But the truth is, corn ethanol is neither the perfect nor the permanent answer to our energy challenge. There are legitimate economic and ecological concerns about an over-reliance on corn-based ethanol. And even if we double or triple its production, it won’t replace even a tenth of our demand for gasoline. That’s why we must invest in the next generation of advanced biofuels like cellulosic ethanol that can be made from things like switchgrass and woodchips. The struggling paper mills in New Hampshire would be back in business if they could use wood to produce biofuels. We should set a goal to produce the first two billion gallons of advanced biofuels by 2013. And we should make sure that more local farms and local refineries have the chance to be a part of this new industry.
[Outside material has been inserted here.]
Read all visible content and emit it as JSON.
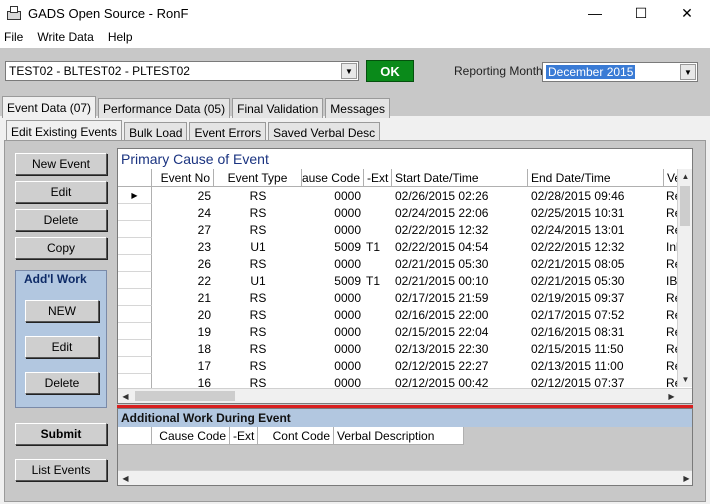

Not me. That was Senator Barak Obama, husting away as a presidential candidate in the US and talking about Real Leadership for a Clean Energy Future on Monday, October 8th, 2007 Portsmouth, New Hampshire. It is good to see him talking about cellulosic fuels from waste wood products. Hats off to Gristmill for the whole speech.